He still served in the Middle Ages cemetery as a public forum, square and promenade. The change in his perception occurred during the Reformation, when he broke away from the church (the connection with the sacral building can be seen from the German designation Kirchhof – churchyard).
The burial ground began to be perceived as a space intended for contemplation and moved outside the residential units. There, outside the village on the hill or behind the water, the deceased finally got to rest in peace in accordance with the etymology.
Slovak about the word cemetery
Has any of your Czech friends asked you where that Marína from the folk song is going? And why on cemeterywhen in our geographical latitudes, funeral tourism is not very popular and graves are visited mainly on All Saints’ Day and to direct čečina?
She could come here looking for a room, but what if she was Marína Čeka?
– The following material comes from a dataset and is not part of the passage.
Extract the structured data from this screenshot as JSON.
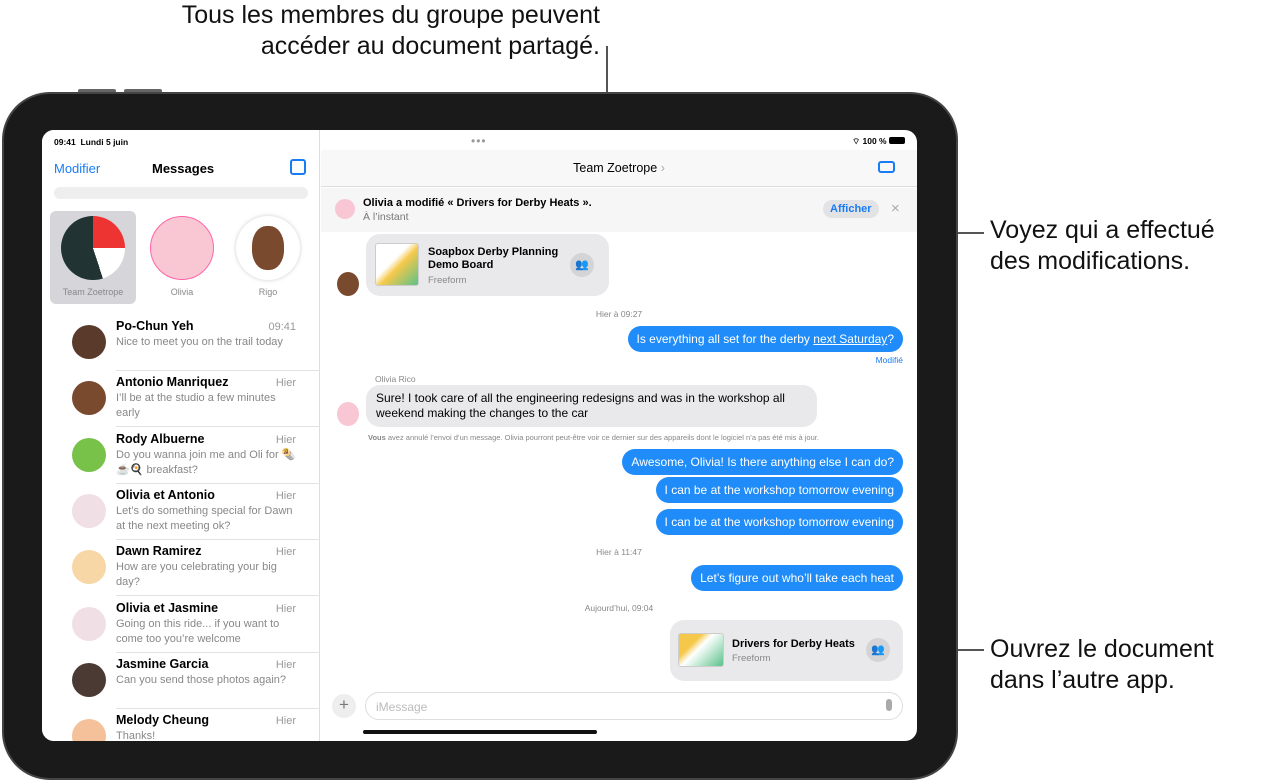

That would be worse, because it could even lead to exhumation.
However, the Czech thanatological dictionary is somewhat more consistent than the Slovak one, because the verb rake or mushroom is based on words cemetery, funeral and to bury.
If there was a Slovak translation of Máirtín Ó Cadhain’s cult Irish novel, I’m afraid that it wouldn’t be able to convey the feeling of digging underground to the lady from Červov as successfully as the Czech version of Cemetery Dirt.
Monika Sechovcová, comparatist and editor of Plav magazine
The Czech-Slovak word of the week/week is a joint project of the Czech National Corpus and the Ľudovít Štúr Institute of Linguistics of the Slovak Academy of Sciences on the occasion of 30 years since the dissolution of the Czechoslovakia. You can find more information on the website https://slovo.juls.savba.sk/.
We invite you to the live broadcast of Studio N. On Wednesday, November 8, in the Prague cultural center Vzlet. We will talk about the transformations of the Castle with the lyricist and former presidential candidate Michal Horáček. This will be followed by a discussion with leading Czech journalists who follow events at the Castle: Zdislava Pokorna from Deník N, Adéla Paclíková from Czech Television and Robert Čásenský from Reportér magazine. Tickets can be found on the Goout.cz website.